Another nonclosed-loop recycler of monitor glass is Global Environmental Services (GES), Austin, Texas. The company crushes CRT monitor glass and “stabilizes the lead content to a minimal percentage,” says Kevin Czachow, GES managing director of sales and marketing.
According to GES President and CEO Kenny Gravitt, the resulting sandlike material is most commonly used in golf course bunkers or sand traps. “We also have a paving company that uses it,” says Gravitt, “but we sent off our glass samples to the PGA (Professional Golfers’ Association) who approved it. So it goes from CRT monitor to sand trap material.”
Gravitt adds, “We do have an applicable solution to the problem that is very simple and very efficient.
“Our lead content is really low,” he adds, saying GES has TCLP test results that stand up to scrutiny.
Less volume, more difficulty
As CRT technology has lost market share to plasma, LCD and LED screens, it has created several difficulties for recyclers.
“It is difficult to justify large-scale CRT recycling processes unless they have another similar application to justify the build costs,” says Puckett.
“The smart states, like Massachusetts and Vermont, started recycling CRTs more than a decade ago when there were still glass-to-glass markets and CRT reuse markets,” says Ingenthron. “States that waited until recently to start collecting will have a much more difficult time.”

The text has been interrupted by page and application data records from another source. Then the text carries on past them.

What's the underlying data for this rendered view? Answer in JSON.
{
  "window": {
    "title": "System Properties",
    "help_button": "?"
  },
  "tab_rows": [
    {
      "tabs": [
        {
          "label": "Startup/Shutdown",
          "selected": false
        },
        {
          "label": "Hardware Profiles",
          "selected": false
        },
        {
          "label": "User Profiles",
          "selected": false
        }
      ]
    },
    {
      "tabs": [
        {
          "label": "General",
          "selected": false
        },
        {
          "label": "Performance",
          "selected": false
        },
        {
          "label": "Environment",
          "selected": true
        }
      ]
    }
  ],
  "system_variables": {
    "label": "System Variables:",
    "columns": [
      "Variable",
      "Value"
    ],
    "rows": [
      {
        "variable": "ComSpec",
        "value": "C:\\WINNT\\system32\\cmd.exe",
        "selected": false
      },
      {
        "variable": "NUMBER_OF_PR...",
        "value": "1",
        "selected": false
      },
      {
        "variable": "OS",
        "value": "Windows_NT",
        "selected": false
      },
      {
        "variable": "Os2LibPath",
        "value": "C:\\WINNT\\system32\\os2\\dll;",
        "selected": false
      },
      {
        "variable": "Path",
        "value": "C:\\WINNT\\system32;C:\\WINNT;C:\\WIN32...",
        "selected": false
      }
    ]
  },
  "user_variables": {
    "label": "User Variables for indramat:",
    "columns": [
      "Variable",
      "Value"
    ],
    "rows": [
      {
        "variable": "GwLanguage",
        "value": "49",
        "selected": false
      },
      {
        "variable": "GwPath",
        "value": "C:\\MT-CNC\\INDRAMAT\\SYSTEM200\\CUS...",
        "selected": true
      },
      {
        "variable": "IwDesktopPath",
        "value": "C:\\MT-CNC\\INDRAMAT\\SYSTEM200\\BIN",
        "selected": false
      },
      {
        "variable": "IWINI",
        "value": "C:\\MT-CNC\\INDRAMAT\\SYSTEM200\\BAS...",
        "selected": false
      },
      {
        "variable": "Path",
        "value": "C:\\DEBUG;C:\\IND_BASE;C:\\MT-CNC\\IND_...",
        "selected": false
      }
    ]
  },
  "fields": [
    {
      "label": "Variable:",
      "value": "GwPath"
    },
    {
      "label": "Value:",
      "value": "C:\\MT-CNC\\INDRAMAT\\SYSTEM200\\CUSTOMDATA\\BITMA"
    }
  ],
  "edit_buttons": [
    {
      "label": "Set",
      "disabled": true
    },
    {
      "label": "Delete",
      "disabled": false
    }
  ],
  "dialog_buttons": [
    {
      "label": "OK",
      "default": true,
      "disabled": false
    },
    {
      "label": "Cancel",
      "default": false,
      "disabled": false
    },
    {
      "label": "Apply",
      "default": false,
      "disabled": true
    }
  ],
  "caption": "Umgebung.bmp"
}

Data collected in the U.K. by the Department of Business, Innovation and Skills (BIS) and circulated by Scotland-based Electrical Waste Recycling Group show a drop in CRT monitor collection underway in that nation that may indicate a similar pattern in the U.S.
“The volume of CRT display units is rapidly decreasing and currently stands at 216,945 units entering the waste stream each month,” says Rebecca Patterson of the Electrical Waste Recycling Group. “However, this is predicted to stand at 152,778 units per month by the end of 2014.”
Gravitt acknowledges the change in monitor technology means his feedstock will eventually dwindle, but he sees it as a distant issue. “The production of [new] CRTs has dropped, but over the last two decades they have just inundated the [market],” he says of old CRT devices. “I personally don’t see [the collection of old CRT monitors] going anywhere for another decade. I think there is more out there than what we want. They are sitting in warehouses, and people are looking at them and shaking their heads.”
He adds, “I’d have never invested in this model if it was a short-term goal.”
The eventual shrinking market for obsolete CRT monitors provides yet one more point of discussion between policymakers and recycling advocates who want to ensure such monitors are handled properly and the recyclers who will be called on to make it happen.
The author is the editor of Recycling Today and can be reached at firstname.lastname@example.org.